Work request -> Check each line of the material below for "from", then copy the ones that contain it.
═════ Source material
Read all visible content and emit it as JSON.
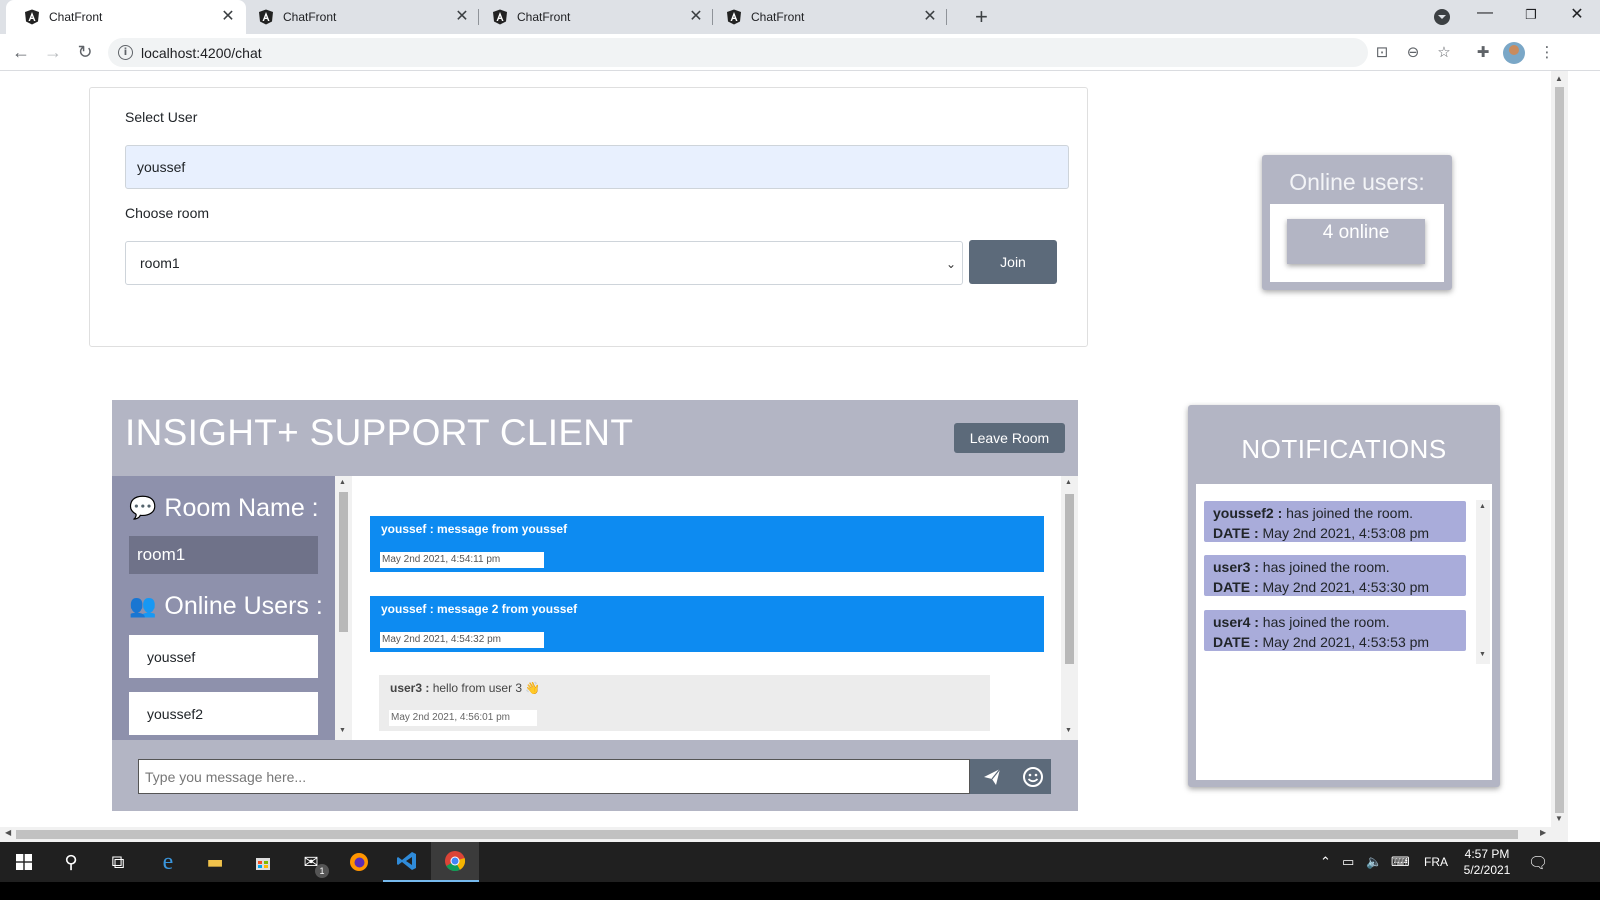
{
  "browser": {
    "tabs": [
      {
        "title": "ChatFront",
        "active": true
      },
      {
        "title": "ChatFront",
        "active": false
      },
      {
        "title": "ChatFront",
        "active": false
      },
      {
        "title": "ChatFront",
        "active": false
      }
    ],
    "url": "localhost:4200/chat"
  },
  "form": {
    "select_user_label": "Select User",
    "user_value": "youssef",
    "choose_room_label": "Choose room",
    "room_value": "room1",
    "join_label": "Join"
  },
  "online_widget": {
    "title": "Online users:",
    "count_text": "4 online"
  },
  "chat": {
    "heading": "INSIGHT+ SUPPORT CLIENT",
    "leave_label": "Leave Room",
    "room_name_heading": "Room Name :",
    "room_name": "room1",
    "online_users_heading": "Online Users :",
    "online_users": [
      "youssef",
      "youssef2"
    ],
    "messages": [
      {
        "user": "youssef",
        "sep": " : ",
        "text": "message from youssef",
        "date": "May 2nd 2021, 4:54:11 pm",
        "own": true
      },
      {
        "user": "youssef",
        "sep": " : ",
        "text": "message 2 from youssef",
        "date": "May 2nd 2021, 4:54:32 pm",
        "own": true
      },
      {
        "user": "user3",
        "sep": " : ",
        "text": "hello from user 3 👋",
        "date": "May 2nd 2021, 4:56:01 pm",
        "own": false
      }
    ],
    "input_placeholder": "Type you message here..."
  },
  "notifications": {
    "title": "NOTIFICATIONS",
    "date_label": "DATE :",
    "items": [
      {
        "user": "youssef2 :",
        "text": " has joined the room.",
        "date": " May 2nd 2021, 4:53:08 pm"
      },
      {
        "user": "user3 :",
        "text": " has joined the room.",
        "date": " May 2nd 2021, 4:53:30 pm"
      },
      {
        "user": "user4 :",
        "text": " has joined the room.",
        "date": " May 2nd 2021, 4:53:53 pm"
      }
    ]
  },
  "taskbar": {
    "language": "FRA",
    "time": "4:57 PM",
    "date": "5/2/2021",
    "mail_badge": "1"
  },
  "colors": {
    "panel": "#b3b5c4",
    "sidebar": "#8e91ac",
    "own_message": "#0d8bf1",
    "button": "#5c6a7a",
    "notification_item": "#a9acda"
  }
}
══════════
Answer below ->
        "text": "message from youssef",
        "text": "message 2 from youssef",
        "text": "hello from user 3 👋",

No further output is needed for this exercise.